## RECORDS PROVIDED
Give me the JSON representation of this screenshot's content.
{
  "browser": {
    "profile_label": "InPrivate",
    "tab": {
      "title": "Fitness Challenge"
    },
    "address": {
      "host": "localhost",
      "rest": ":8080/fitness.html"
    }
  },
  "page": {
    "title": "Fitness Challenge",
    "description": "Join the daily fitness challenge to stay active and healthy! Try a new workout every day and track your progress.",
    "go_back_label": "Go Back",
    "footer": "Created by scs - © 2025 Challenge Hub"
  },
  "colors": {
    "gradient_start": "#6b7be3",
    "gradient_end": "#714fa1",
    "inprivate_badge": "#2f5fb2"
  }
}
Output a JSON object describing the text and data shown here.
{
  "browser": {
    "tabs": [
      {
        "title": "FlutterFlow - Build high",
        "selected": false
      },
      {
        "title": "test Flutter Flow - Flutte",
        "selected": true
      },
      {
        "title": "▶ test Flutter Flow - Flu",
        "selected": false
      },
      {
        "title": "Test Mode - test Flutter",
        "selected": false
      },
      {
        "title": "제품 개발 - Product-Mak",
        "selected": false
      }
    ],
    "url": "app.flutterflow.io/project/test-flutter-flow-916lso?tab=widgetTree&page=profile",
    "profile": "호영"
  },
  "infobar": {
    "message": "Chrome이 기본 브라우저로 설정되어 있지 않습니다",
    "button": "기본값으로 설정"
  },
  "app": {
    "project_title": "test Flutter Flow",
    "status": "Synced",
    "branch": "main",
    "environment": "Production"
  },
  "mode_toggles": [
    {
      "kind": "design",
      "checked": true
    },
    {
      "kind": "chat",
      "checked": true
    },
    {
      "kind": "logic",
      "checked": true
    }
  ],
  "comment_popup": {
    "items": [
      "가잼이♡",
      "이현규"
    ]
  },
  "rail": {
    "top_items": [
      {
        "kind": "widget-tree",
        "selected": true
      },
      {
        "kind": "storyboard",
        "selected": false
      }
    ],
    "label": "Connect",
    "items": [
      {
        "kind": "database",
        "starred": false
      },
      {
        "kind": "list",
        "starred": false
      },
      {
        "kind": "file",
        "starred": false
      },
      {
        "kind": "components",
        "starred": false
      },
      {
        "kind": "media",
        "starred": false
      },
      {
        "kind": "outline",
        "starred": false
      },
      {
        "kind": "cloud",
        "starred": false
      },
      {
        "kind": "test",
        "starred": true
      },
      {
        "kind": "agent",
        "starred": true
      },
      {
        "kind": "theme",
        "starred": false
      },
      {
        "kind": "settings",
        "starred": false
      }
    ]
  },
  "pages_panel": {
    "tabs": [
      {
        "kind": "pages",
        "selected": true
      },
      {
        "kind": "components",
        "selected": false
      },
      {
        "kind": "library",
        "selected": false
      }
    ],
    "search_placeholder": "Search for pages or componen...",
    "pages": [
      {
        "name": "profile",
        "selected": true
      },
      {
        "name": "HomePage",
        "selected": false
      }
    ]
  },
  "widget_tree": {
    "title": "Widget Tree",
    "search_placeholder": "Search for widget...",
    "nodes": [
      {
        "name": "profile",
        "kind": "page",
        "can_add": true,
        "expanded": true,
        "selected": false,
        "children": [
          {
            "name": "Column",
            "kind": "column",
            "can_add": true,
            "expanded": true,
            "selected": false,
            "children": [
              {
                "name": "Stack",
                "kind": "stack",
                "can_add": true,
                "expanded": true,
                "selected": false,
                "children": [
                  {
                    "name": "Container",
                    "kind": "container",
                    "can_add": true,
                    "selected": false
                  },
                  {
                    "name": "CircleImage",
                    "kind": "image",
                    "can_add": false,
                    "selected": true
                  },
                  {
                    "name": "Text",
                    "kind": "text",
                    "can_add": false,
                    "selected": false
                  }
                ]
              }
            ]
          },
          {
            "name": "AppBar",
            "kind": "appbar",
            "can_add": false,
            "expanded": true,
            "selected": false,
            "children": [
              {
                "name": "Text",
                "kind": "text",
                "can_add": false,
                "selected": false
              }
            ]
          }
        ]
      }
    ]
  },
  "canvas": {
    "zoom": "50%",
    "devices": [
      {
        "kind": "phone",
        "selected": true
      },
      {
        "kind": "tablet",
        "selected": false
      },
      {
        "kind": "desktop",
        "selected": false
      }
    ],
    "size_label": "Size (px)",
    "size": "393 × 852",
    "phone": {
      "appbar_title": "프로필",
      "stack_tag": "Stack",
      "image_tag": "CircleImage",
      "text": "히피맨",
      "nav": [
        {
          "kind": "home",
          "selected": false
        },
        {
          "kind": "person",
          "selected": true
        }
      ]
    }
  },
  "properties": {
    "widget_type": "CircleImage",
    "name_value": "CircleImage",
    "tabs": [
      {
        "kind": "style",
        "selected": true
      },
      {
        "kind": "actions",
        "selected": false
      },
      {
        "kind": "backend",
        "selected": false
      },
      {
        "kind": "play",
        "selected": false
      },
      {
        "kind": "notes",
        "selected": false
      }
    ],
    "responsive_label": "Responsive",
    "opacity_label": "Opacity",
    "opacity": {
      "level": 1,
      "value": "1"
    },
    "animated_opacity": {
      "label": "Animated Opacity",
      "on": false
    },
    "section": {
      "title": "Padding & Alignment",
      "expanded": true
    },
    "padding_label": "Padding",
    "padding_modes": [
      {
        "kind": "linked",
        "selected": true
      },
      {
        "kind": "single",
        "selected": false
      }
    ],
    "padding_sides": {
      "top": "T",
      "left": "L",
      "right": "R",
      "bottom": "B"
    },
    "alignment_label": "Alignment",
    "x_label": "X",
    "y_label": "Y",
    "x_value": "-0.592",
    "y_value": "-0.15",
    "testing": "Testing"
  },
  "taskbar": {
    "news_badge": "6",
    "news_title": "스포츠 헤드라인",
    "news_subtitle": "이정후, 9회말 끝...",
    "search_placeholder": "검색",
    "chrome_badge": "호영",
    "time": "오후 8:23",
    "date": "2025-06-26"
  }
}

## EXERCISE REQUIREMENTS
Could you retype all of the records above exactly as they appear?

## EXERCISE ANSWER
Give me the JSON representation of this screenshot's content.
{
  "browser": {
    "profile_label": "InPrivate",
    "tab": {
      "title": "Fitness Challenge"
    },
    "address": {
      "host": "localhost",
      "rest": ":8080/fitness.html"
    }
  },
  "page": {
    "title": "Fitness Challenge",
    "description": "Join the daily fitness challenge to stay active and healthy! Try a new workout every day and track your progress.",
    "go_back_label": "Go Back",
    "footer": "Created by scs - © 2025 Challenge Hub"
  },
  "colors": {
    "gradient_start": "#6b7be3",
    "gradient_end": "#714fa1",
    "inprivate_badge": "#2f5fb2"
  }
}
Output a JSON object describing the text and data shown here.
{
  "browser": {
    "tabs": [
      {
        "title": "FlutterFlow - Build high",
        "selected": false
      },
      {
        "title": "test Flutter Flow - Flutte",
        "selected": true
      },
      {
        "title": "▶ test Flutter Flow - Flu",
        "selected": false
      },
      {
        "title": "Test Mode - test Flutter",
        "selected": false
      },
      {
        "title": "제품 개발 - Product-Mak",
        "selected": false
      }
    ],
    "url": "app.flutterflow.io/project/test-flutter-flow-916lso?tab=widgetTree&page=profile",
    "profile": "호영"
  },
  "infobar": {
    "message": "Chrome이 기본 브라우저로 설정되어 있지 않습니다",
    "button": "기본값으로 설정"
  },
  "app": {
    "project_title": "test Flutter Flow",
    "status": "Synced",
    "branch": "main",
    "environment": "Production"
  },
  "mode_toggles": [
    {
      "kind": "design",
      "checked": true
    },
    {
      "kind": "chat",
      "checked": true
    },
    {
      "kind": "logic",
      "checked": true
    }
  ],
  "comment_popup": {
    "items": [
      "가잼이♡",
      "이현규"
    ]
  },
  "rail": {
    "top_items": [
      {
        "kind": "widget-tree",
        "selected": true
      },
      {
        "kind": "storyboard",
        "selected": false
      }
    ],
    "label": "Connect",
    "items": [
      {
        "kind": "database",
        "starred": false
      },
      {
        "kind": "list",
        "starred": false
      },
      {
        "kind": "file",
        "starred": false
      },
      {
        "kind": "components",
        "starred": false
      },
      {
        "kind": "media",
        "starred": false
      },
      {
        "kind": "outline",
        "starred": false
      },
      {
        "kind": "cloud",
        "starred": false
      },
      {
        "kind": "test",
        "starred": true
      },
      {
        "kind": "agent",
        "starred": true
      },
      {
        "kind": "theme",
        "starred": false
      },
      {
        "kind": "settings",
        "starred": false
      }
    ]
  },
  "pages_panel": {
    "tabs": [
      {
        "kind": "pages",
        "selected": true
      },
      {
        "kind": "components",
        "selected": false
      },
      {
        "kind": "library",
        "selected": false
      }
    ],
    "search_placeholder": "Search for pages or componen...",
    "pages": [
      {
        "name": "profile",
        "selected": true
      },
      {
        "name": "HomePage",
        "selected": false
      }
    ]
  },
  "widget_tree": {
    "title": "Widget Tree",
    "search_placeholder": "Search for widget...",
    "nodes": [
      {
        "name": "profile",
        "kind": "page",
        "can_add": true,
        "expanded": true,
        "selected": false,
        "children": [
          {
            "name": "Column",
            "kind": "column",
            "can_add": true,
            "expanded": true,
            "selected": false,
            "children": [
              {
                "name": "Stack",
                "kind": "stack",
                "can_add": true,
                "expanded": true,
                "selected": false,
                "children": [
                  {
                    "name": "Container",
                    "kind": "container",
                    "can_add": true,
                    "selected": false
                  },
                  {
                    "name": "CircleImage",
                    "kind": "image",
                    "can_add": false,
                    "selected": true
                  },
                  {
                    "name": "Text",
                    "kind": "text",
                    "can_add": false,
                    "selected": false
                  }
                ]
              }
            ]
          },
          {
            "name": "AppBar",
            "kind": "appbar",
            "can_add": false,
            "expanded": true,
            "selected": false,
            "children": [
              {
                "name": "Text",
                "kind": "text",
                "can_add": false,
                "selected": false
              }
            ]
          }
        ]
      }
    ]
  },
  "canvas": {
    "zoom": "50%",
    "devices": [
      {
        "kind": "phone",
        "selected": true
      },
      {
        "kind": "tablet",
        "selected": false
      },
      {
        "kind": "desktop",
        "selected": false
      }
    ],
    "size_label": "Size (px)",
    "size": "393 × 852",
    "phone": {
      "appbar_title": "프로필",
      "stack_tag": "Stack",
      "image_tag": "CircleImage",
      "text": "히피맨",
      "nav": [
        {
          "kind": "home",
          "selected": false
        },
        {
          "kind": "person",
          "selected": true
        }
      ]
    }
  },
  "properties": {
    "widget_type": "CircleImage",
    "name_value": "CircleImage",
    "tabs": [
      {
        "kind": "style",
        "selected": true
      },
      {
        "kind": "actions",
        "selected": false
      },
      {
        "kind": "backend",
        "selected": false
      },
      {
        "kind": "play",
        "selected": false
      },
      {
        "kind": "notes",
        "selected": false
      }
    ],
    "responsive_label": "Responsive",
    "opacity_label": "Opacity",
    "opacity": {
      "level": 1,
      "value": "1"
    },
    "animated_opacity": {
      "label": "Animated Opacity",
      "on": false
    },
    "section": {
      "title": "Padding & Alignment",
      "expanded": true
    },
    "padding_label": "Padding",
    "padding_modes": [
      {
        "kind": "linked",
        "selected": true
      },
      {
        "kind": "single",
        "selected": false
      }
    ],
    "padding_sides": {
      "top": "T",
      "left": "L",
      "right": "R",
      "bottom": "B"
    },
    "alignment_label": "Alignment",
    "x_label": "X",
    "y_label": "Y",
    "x_value": "-0.592",
    "y_value": "-0.15",
    "testing": "Testing"
  },
  "taskbar": {
    "news_badge": "6",
    "news_title": "스포츠 헤드라인",
    "news_subtitle": "이정후, 9회말 끝...",
    "search_placeholder": "검색",
    "chrome_badge": "호영",
    "time": "오후 8:23",
    "date": "2025-06-26"
  }
}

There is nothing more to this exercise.